As BLADE Magazine Cutlery Hall-Of-Fame© member A.G. Russell noted, everyone in the business liked Larry. “If you knew Larry at all, you probably knew where he stood on all of the issues of the world that you and he had in common,” Byrd noted. “I also knew he had my back no matter what.” Added Larry’s friend Mike Crenshaw, “Larry was a remarkable bladesmith, friend and outrageous character that will be sorely missed. He passed the fire on to many, young and old.”
Larry learned to make knives from his father, the late B.L. “Pap” Harley. “It just so happened that my daddy made knives and that’s how come I’m a knifemaker,” Larry said in the February 2015 BLADE®. “I remember my daddy working on bowie knives on the kitchen table when I was 4 or 5 years old.
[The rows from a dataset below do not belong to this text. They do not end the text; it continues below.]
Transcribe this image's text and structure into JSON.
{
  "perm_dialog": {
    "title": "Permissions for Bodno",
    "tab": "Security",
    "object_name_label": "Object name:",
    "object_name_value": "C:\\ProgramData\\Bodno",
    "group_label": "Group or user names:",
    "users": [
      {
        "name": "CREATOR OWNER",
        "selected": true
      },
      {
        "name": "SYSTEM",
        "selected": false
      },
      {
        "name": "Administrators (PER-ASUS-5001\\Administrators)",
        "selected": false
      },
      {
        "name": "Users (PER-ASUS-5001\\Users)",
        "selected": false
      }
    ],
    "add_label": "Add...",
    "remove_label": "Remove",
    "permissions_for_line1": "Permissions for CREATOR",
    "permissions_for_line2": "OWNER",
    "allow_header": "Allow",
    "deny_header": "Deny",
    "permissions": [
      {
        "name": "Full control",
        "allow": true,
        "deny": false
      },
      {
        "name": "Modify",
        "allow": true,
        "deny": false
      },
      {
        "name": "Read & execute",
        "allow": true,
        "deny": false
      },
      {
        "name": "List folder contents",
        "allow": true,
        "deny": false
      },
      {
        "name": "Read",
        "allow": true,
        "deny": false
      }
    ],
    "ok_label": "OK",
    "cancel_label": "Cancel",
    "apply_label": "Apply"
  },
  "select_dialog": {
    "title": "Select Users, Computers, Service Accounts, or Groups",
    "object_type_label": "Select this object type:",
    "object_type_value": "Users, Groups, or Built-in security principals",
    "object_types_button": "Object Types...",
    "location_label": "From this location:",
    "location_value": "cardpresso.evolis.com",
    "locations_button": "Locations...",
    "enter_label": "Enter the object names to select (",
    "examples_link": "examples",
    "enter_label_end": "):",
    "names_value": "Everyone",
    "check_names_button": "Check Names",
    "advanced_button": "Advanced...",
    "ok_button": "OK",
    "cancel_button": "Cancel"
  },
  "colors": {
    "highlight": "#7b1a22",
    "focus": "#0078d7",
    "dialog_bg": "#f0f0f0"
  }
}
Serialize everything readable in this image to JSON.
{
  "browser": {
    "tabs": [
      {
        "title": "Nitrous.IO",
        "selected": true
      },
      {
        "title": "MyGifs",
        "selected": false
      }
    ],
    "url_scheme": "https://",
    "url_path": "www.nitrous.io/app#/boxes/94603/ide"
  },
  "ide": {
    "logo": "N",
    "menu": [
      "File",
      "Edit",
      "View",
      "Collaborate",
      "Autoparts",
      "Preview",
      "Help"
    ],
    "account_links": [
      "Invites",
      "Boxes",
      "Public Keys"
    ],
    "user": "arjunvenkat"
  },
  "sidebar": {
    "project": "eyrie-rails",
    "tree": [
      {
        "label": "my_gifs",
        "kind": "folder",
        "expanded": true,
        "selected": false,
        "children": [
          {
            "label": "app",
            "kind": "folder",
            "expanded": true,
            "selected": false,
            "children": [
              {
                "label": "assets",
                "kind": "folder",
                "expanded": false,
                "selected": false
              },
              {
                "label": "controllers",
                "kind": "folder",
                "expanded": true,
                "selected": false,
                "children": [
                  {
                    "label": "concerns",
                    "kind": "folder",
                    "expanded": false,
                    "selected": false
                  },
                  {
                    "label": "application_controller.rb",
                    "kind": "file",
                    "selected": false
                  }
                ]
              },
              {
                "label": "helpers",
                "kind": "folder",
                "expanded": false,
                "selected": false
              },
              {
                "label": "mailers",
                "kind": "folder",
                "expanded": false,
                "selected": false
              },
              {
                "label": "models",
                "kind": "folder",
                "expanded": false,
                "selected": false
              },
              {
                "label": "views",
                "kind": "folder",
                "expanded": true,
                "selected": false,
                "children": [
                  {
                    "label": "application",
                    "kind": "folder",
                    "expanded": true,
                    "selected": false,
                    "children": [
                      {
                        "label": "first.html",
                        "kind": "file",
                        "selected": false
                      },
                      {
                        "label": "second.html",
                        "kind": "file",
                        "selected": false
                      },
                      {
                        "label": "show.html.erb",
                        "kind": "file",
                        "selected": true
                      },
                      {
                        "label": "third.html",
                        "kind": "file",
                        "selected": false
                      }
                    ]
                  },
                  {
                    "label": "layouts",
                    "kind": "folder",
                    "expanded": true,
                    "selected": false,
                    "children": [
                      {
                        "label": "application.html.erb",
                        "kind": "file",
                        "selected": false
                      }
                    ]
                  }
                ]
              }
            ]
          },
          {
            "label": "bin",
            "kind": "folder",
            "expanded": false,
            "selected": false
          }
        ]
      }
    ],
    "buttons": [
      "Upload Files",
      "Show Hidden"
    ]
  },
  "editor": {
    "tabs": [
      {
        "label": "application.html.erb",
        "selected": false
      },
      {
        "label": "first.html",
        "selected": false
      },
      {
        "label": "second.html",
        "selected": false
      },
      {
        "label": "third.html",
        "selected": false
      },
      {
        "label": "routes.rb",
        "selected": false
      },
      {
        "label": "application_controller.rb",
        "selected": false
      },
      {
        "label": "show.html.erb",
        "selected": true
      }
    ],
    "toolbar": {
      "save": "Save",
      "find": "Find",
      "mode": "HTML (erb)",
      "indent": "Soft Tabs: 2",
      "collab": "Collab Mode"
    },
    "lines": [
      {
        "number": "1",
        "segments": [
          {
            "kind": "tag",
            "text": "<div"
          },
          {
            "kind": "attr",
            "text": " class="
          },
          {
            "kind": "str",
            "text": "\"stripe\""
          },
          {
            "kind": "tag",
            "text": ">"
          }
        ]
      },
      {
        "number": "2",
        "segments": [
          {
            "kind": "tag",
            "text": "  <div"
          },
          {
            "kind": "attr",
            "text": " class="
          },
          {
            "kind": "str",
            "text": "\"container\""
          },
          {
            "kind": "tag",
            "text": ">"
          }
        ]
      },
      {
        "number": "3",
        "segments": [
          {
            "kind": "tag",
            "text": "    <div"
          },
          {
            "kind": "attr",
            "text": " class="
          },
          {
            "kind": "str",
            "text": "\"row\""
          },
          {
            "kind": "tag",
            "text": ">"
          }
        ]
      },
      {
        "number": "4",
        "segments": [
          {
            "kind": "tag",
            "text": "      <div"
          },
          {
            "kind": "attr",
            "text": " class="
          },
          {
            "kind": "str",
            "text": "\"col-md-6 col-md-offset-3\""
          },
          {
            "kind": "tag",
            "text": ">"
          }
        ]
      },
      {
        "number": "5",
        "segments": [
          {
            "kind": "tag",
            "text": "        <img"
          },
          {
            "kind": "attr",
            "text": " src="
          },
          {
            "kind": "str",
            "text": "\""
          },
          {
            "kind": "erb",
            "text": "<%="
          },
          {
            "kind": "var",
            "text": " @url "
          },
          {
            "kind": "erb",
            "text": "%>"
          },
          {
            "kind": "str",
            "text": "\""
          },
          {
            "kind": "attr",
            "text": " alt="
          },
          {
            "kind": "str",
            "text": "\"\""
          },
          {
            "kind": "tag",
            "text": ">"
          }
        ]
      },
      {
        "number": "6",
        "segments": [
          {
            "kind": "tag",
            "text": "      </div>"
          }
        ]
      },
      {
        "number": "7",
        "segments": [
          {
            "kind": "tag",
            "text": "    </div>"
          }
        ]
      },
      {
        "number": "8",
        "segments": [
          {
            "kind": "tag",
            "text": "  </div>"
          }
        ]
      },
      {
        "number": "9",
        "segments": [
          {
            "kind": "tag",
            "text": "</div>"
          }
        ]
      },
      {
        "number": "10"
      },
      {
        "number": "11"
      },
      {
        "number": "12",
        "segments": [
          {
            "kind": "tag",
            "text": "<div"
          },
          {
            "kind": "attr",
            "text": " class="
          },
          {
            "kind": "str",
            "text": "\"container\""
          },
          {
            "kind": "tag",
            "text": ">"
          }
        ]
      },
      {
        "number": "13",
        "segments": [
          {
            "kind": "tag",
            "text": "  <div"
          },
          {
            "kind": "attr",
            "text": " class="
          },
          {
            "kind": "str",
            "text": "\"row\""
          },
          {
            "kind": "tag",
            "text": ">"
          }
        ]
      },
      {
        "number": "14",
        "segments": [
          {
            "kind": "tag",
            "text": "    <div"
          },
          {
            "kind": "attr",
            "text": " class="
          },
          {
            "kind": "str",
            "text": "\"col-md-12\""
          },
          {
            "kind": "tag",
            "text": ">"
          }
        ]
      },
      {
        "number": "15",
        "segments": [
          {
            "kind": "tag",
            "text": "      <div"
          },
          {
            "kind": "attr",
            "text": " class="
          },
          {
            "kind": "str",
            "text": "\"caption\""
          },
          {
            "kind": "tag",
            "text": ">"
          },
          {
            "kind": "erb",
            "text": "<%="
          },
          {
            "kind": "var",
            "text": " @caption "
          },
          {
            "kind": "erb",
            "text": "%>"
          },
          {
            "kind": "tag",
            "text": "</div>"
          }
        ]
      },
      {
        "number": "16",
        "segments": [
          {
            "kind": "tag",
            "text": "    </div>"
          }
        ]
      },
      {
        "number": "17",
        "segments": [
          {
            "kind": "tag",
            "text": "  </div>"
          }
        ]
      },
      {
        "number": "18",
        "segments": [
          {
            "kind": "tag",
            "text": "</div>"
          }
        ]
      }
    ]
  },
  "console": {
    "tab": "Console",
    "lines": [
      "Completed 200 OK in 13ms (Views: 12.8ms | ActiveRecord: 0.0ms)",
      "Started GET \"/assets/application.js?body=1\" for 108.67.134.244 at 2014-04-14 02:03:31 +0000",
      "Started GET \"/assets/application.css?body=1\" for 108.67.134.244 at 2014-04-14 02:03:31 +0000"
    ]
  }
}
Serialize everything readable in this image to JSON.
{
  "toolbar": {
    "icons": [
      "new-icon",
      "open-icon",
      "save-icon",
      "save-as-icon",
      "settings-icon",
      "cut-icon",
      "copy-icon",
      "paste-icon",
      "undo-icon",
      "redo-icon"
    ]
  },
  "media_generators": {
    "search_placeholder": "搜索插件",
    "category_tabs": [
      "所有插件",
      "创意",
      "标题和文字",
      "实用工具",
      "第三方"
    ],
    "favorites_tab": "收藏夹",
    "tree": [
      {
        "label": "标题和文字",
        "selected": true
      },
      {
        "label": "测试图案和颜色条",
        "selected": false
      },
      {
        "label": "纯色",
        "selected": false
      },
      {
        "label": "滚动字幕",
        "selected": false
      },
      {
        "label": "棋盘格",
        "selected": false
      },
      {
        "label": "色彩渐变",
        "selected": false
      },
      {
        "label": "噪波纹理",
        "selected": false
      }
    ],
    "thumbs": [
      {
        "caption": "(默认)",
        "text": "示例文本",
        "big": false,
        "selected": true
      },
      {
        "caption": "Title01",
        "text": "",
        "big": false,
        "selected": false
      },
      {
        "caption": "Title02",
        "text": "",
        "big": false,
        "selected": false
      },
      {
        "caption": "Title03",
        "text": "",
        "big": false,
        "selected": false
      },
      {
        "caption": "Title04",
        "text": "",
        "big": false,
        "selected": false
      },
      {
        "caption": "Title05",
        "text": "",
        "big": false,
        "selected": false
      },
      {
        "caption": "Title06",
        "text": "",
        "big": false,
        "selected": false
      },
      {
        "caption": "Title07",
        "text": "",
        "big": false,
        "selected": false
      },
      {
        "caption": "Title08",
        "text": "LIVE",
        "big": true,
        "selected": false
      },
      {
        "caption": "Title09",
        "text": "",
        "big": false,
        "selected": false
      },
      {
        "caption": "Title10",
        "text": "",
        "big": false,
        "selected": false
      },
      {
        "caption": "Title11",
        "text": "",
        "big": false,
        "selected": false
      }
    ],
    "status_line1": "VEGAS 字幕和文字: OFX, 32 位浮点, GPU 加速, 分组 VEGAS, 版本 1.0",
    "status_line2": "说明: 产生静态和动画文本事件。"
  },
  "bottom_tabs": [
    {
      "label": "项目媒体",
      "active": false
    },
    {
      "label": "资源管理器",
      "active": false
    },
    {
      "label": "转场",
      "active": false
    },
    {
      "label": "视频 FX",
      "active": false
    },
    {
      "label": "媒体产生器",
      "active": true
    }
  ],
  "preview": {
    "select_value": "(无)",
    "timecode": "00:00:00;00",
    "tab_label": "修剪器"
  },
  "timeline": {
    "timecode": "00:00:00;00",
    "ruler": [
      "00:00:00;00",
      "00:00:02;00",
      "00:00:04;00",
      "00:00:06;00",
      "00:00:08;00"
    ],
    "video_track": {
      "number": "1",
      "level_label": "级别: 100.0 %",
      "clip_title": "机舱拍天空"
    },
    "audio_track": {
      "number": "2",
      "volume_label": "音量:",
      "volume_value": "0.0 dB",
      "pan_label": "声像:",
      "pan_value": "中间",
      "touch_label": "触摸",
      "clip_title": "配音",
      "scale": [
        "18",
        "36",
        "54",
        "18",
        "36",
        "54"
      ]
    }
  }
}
He also read me books by Raymond Thorp, author of Bowie Knife and Crow Killer, for bedtime stories, and I remember we saw the Alan Ladd movie about Jim Bowie, The Iron Mistress.”
Larry’s friends were too many to count. In fact, if you met him he probably counted you as one of his friends and you counted him one of yours. His infectious laugh and twinkling eyes immediately broke the ice. A regular exhibitor at the BLADE Show in the early years, he was known then for his “hog-killing knives” and excursions on which he would take customers to hunt wild hogs in the Appalachian Mountains of East Tennessee and the surrounding area. He was also known as a top competitor in the early years of the ABS cutting competitions, winning at least one championship before the competitions became more organized and eventually evolved into today’s events conducted by BladeSports International, including the BLADE Show World Championship Cutting Competition, the 15th annual rendition of which will be held at this year’s BLADE Show June 2-4 in Atlanta.
Larry is survived by his loving wife of 35 years, Kristine; sons Richard and Nicholas; goddaughters Sarah and Julia Denton; aunts, uncles, cousins both in the Holbrook and Harley family; and many friends.
The family will receive friends from 5 p.m. to 7 p.m. tomorrow, Feb. 15, at Oakley-Cook Funeral Home in Bristol. The funeral service will follow at 7 p.m. with the Rev. Steve Playl officiating. The committal and inurnment service will be at 2 p.m. Feb. 16 at Glenwood Cemetery in Bristol.
In lieu of flowers, memorial contributions may be made to the Wounded Warrior Project, POB 758517, Topeka, KS 66675-8517 woundedwarriorproject.org.